+++ Provided data

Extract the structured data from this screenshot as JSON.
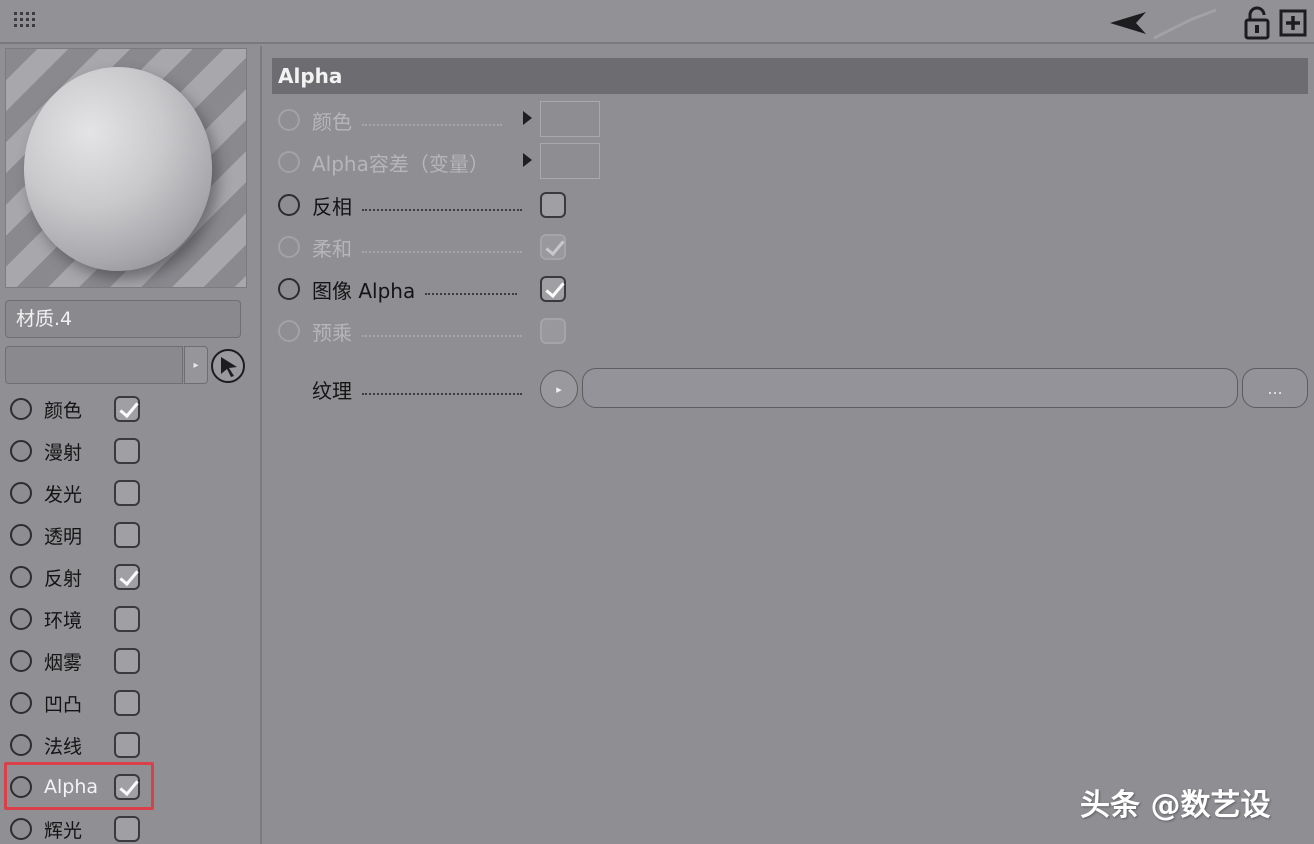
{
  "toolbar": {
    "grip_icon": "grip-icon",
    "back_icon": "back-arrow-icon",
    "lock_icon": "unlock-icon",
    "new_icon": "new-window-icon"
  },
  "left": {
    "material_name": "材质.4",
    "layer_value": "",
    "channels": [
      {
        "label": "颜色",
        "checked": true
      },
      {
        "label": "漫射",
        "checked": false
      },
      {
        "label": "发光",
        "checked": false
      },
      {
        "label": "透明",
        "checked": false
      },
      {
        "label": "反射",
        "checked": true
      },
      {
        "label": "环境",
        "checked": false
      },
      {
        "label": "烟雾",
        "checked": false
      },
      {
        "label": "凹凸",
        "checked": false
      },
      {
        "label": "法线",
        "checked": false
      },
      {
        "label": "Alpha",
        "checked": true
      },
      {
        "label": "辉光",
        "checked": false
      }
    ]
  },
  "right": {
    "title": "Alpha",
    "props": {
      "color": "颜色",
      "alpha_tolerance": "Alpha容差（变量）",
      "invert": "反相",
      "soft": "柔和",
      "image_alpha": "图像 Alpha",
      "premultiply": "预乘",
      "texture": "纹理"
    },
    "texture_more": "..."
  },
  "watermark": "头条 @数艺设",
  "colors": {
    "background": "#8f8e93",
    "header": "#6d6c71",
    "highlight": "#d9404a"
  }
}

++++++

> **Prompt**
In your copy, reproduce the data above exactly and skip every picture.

> **Answer for the task**
Extract the structured data from this screenshot as JSON.
{
  "toolbar": {
    "grip_icon": "grip-icon",
    "back_icon": "back-arrow-icon",
    "lock_icon": "unlock-icon",
    "new_icon": "new-window-icon"
  },
  "left": {
    "material_name": "材质.4",
    "layer_value": "",
    "channels": [
      {
        "label": "颜色",
        "checked": true
      },
      {
        "label": "漫射",
        "checked": false
      },
      {
        "label": "发光",
        "checked": false
      },
      {
        "label": "透明",
        "checked": false
      },
      {
        "label": "反射",
        "checked": true
      },
      {
        "label": "环境",
        "checked": false
      },
      {
        "label": "烟雾",
        "checked": false
      },
      {
        "label": "凹凸",
        "checked": false
      },
      {
        "label": "法线",
        "checked": false
      },
      {
        "label": "Alpha",
        "checked": true
      },
      {
        "label": "辉光",
        "checked": false
      }
    ]
  },
  "right": {
    "title": "Alpha",
    "props": {
      "color": "颜色",
      "alpha_tolerance": "Alpha容差（变量）",
      "invert": "反相",
      "soft": "柔和",
      "image_alpha": "图像 Alpha",
      "premultiply": "预乘",
      "texture": "纹理"
    },
    "texture_more": "..."
  },
  "watermark": "头条 @数艺设",
  "colors": {
    "background": "#8f8e93",
    "header": "#6d6c71",
    "highlight": "#d9404a"
  }
}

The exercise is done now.